When it comes to receiving treatment and care from their doctor, 20.80% admitted that they often do not feel involved in the prescribed treatment plan. Additionally, 66.98% of respondents pointed out that if they received more information about their condition, this would help them feel more involved in the treatment plan that they were prescribed.
52.01% of respondents also wished that they had a way to track their treatment progress, and 51% wished to have more confidence in their doctor.
Another 39.67% assumed that it was a lack of women’s health research in general.
Awareness of hormone-related symptoms and health conditions
Women’s health conditions such as PCOS, endometriosis, PMDD that cause a lot of pain and often lead to infertility are still under-researched and hard-to-diagnose. We wanted to know if women are aware of health conditions that might be caused by hormonal imbalances and do they recognize the symptoms behind these conditions.
Awareness of symptoms
Of all of the respondents, only a third associated chronic pelvic pain with hormones. Mood swings, changes in sex drive, hot flashes, irregular periods, and fatigue were the top five most common symptoms to be associated with hormonal imbalance.
The top five symptoms that were the least likely to be associated with hormones included chronic pelvic pain, hair loss, constipation and diarrhea, difficulties with getting pregnant, and excessive facial or body hair.
Awareness of health conditions
Of all the health conditions that can be caused by a hormonal imbalance, the most recognizable condition among respondents was infertility. The least recognizable was adenomyosis.
Additionally, although 66% of women were aware that infertility was a health condition, 20% of respondents were unsure whether they were experiencing infertility or not.
Other common conditions that respondents were aware of include:
- Early menopause (61.50%)
- Ovarian tumors (58.20%)
- Endometriosis (55%)
Lesser known conditions included adenomyosis (14.40%) and hyperprolactinemia (16.90%).
Additionally, despite the fact that PCOS affects nearly five million women in the United States, PCOS was only recognized by 32% of respondents. An additional 25% of respondents had no idea if they had PCOS or not.

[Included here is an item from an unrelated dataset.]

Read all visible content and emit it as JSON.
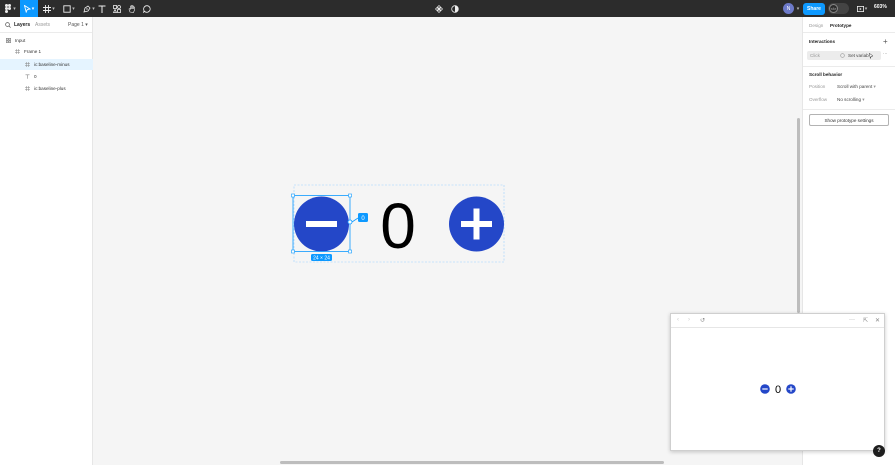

The survey of 1,000 people was run on September 16, 2021, and it utilized a new survey methodology called Random Device Engagement (RDE). RDE is the natural successor to Random Digit Dialing. By delivering a survey inside popular mobile apps, RDE utilizes the same neutral environment as RDD (an audience who are not taking premeditated surveys) by reaching potential respondents inside mobile apps they were using anyway.
Respondents were required to be over 18 years old. The majority of respondents were 25-44 years old. Respondents identified their gender as female (100%). Respondents identified their racial/ethnic background as White (68%), Black (11%), Hispanic (8%), Asian (4%), Latino (3%), Multiracial (3%), other / prefer not to say (4%).